'This is their sport'
Over the years, however, the demographics in the Greater Toronto Area have changed, with many new Canadians coming to the region with a bigger appreciation for basketball, said Malcolm Kelly, co-ordinator of the post-graduate sports journalism program at Centennial College.
"This is their sport. And this is a humongous deal for them," he said.
Raptors fever has certainly spread across the country. But while some Jurassic Park spinoffs have cropped up across the country, the official public viewing parties of the games are mostly concentrated in Ontario and the GTA. And a recent Angus Reid Institute poll found that close to equal numbers of Canadians say the Raptors are Canada's team (47 per cent) and Toronto's team (45 per cent).
Bob McCown, the host of Prime Time Sports on the Fan 590 and Sportsnet, said he doesn't believe the Raptors have the national appeal that the '92 Jays had — and the team still has to this day.
"That Blue Jay fan base exists today.
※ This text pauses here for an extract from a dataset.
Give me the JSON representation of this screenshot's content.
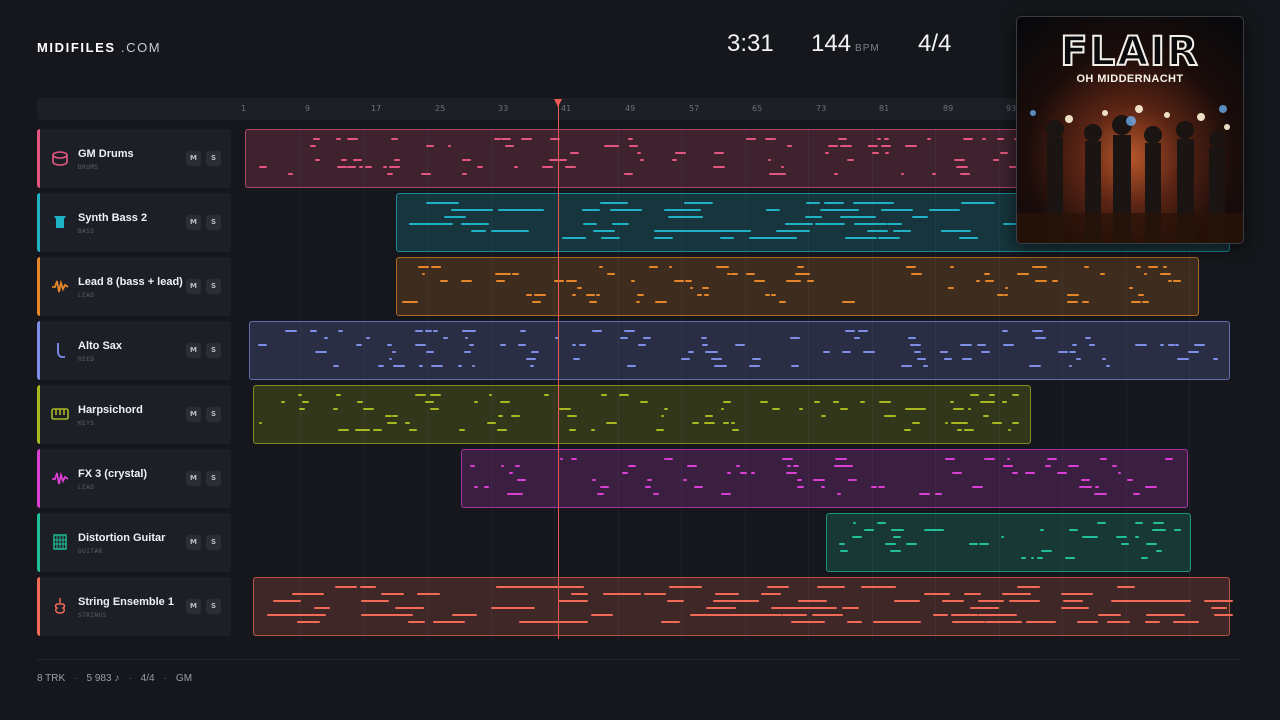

If you go to Seattle when the Blue Jays are there, half the building is Vancouver people," he said.
Still, McCown said Toronto could see a bigger celebration on the city's streets if the Raptors win the series.
"The only difference is the Raptors fan base tends to be younger than the baseball fan base, so I think it will be more out of control," he said.
As for Toronto Mayor John Tory, he wouldn't say whether a potential Raptors win would be bigger than the Jays victory.
"Any time we win a championship, it's big news and it's a great accomplishment for the city," he said. "And it brings joy to the hearts of fans of all different sports.
With files from Lauren Pelley